Our farmhouse is situated five miles from the nearest cluster of homes; yet even now, quiet eludes me. Most intruding is the steady hum and whine of passing vehicles on the major highway a few hundred feet away. Daytime traffic on this major road is a steady stream of cars and eighteen-wheelers all day long, but I had expected a cessation in these pre-dawn hours.
Most unwelcome is the intermittent crowing of a neighbor’s rooster. Surely his internal clock needs adjusting. Then I remember, the same annoying crows occurred when we raised chickens in years past. Eventually I drift into a light sleep only to be abruptly awakened by a sh-sh-hump sound. At first I consider the possibility of a raccoon or opossum jumping down from our cat’s feeding shelf installed just below the kitchen sink window. After a moment, I realize the sound comes from our newly-installed propane heater. Another sound needing to be incorporated into my consciousness.
In the distance, I hear the harsh wail of a train’s whistle. It must traverse three country-road crossings before it passes under the highway just shouting distance from our home. The roads are barely a pause between each warning signal of the train. I can gauge the train’s location by the increasing loudness of its whistle.
In the midst of all these man-made sounds, no bird songs could be heard. On some mornings, wrapped in a warm robe and with a fresh cup of coffee to warm my fingers, I settle in the front porch swing which faces the eastern horizon. As the magic show of another sunrise happens--even before the sun has made an appearance--the birds will begin to sing. Its as if they perform an overture for the event. This morning, it’s still too early for that chorus of serenading.
With my move to the living room, I had anticipated a time of quiet, time to reflect and sort out thoughts. Instead, I keep being disturbed by a variety of sounds. Resigned, I accept that’s the price to be paid for sharing earth’s space with other human beings and creatures alike. Quiet is an elusive jewel to acquire.
I continue to seek a place of quiet in this busy world. Only recently has nature, with a little help—with help from us, its custodians—provided that sought-after place. Several years past, we planted a stand of pine seedlings a short distance from the house. Those trees have thrived and now tower taller than my husband’s two-story barn. Planted in rows, evenly spaced from one another, that small forest has become a meditation garden for me. I weave back and forth between the rows, a carpet of thick grass beneath my feet.

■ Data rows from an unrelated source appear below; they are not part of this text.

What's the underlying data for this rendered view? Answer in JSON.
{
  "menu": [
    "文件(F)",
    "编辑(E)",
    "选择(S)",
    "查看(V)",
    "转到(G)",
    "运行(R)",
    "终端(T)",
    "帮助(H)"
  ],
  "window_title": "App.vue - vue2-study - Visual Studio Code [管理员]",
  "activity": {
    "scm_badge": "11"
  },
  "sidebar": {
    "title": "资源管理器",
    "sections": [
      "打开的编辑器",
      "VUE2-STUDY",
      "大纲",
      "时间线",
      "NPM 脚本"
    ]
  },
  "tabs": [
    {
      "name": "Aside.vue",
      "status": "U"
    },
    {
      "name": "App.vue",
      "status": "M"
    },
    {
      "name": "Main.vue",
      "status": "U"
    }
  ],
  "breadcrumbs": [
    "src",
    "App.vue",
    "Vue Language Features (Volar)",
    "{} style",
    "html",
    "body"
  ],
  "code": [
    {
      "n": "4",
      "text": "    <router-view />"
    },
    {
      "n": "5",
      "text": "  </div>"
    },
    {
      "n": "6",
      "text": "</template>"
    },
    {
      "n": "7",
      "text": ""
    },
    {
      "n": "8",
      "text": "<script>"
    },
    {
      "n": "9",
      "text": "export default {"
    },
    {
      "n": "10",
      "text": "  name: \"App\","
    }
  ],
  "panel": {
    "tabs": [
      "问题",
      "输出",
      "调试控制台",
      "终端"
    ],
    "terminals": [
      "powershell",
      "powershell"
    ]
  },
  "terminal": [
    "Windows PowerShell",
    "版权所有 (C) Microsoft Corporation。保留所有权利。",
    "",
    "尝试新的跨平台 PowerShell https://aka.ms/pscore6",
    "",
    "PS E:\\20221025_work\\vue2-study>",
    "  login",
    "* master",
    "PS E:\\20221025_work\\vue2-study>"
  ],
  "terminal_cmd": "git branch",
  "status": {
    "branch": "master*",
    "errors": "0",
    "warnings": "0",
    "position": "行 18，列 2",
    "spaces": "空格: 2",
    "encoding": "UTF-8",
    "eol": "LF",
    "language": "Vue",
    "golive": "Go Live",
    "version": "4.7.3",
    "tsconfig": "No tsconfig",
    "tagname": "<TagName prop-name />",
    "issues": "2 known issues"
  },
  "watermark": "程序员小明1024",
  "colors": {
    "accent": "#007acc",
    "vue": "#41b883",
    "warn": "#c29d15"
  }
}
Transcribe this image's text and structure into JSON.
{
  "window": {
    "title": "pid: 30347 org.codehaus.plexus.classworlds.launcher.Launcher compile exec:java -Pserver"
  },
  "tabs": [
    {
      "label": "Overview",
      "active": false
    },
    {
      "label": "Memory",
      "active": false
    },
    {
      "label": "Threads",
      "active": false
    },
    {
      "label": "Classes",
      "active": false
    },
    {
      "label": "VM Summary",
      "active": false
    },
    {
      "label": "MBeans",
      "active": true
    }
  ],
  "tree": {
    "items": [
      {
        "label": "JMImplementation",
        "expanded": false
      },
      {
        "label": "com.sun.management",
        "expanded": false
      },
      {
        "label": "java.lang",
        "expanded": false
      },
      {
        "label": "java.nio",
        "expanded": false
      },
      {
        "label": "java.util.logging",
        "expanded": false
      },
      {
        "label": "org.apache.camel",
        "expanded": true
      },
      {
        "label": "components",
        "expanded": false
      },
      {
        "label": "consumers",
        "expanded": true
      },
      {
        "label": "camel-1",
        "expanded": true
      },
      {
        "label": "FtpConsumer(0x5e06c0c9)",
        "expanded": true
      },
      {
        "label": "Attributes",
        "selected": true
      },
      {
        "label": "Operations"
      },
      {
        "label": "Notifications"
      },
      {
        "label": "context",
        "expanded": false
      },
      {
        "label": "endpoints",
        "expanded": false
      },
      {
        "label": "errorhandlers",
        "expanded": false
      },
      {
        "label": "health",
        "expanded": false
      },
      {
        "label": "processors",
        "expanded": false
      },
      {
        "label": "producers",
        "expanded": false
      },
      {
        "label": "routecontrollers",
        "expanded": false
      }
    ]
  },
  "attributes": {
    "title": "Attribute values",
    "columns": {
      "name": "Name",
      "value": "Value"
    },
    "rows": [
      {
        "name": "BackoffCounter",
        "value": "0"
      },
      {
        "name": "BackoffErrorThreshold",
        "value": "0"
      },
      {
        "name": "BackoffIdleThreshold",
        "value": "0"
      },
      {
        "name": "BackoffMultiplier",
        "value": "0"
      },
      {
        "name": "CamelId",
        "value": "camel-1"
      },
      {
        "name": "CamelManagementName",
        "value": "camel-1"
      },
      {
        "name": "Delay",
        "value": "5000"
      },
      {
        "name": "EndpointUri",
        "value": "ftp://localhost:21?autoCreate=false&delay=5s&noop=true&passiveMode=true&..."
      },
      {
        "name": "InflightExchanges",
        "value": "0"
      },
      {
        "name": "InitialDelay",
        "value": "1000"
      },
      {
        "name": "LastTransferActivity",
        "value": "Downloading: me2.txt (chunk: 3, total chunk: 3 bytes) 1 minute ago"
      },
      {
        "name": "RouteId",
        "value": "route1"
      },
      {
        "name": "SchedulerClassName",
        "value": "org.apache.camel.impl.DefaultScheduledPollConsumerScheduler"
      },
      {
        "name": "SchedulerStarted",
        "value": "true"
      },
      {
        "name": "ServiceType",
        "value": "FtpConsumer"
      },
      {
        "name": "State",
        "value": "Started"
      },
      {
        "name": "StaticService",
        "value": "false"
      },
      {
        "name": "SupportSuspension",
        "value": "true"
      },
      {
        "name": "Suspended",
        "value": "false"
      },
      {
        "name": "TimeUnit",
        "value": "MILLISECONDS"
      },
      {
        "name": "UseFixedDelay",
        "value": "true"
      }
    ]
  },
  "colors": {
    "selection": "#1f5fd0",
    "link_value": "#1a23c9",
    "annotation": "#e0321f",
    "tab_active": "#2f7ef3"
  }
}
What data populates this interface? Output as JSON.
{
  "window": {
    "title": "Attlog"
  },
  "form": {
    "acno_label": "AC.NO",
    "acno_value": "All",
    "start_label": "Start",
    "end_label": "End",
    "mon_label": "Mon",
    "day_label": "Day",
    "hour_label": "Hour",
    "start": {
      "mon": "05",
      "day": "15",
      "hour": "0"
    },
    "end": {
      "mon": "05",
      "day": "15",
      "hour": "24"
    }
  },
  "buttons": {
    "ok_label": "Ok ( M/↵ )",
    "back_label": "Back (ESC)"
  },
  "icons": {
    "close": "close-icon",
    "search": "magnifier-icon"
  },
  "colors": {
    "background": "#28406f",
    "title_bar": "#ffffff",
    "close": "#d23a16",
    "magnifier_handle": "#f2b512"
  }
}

As I walk my thoughts vary, depending on what is happening in my life. But the trees act like a soft wall, enclosing me and keeping out the hustle and bustle of my surrounding world. In their midst, I find the quiet I seek. I end my thirty-minute or so walk with a clearer mind, recharged and ready to tackle whatever awaits my attention. I would wish for everyone the luxury of a place of quiet.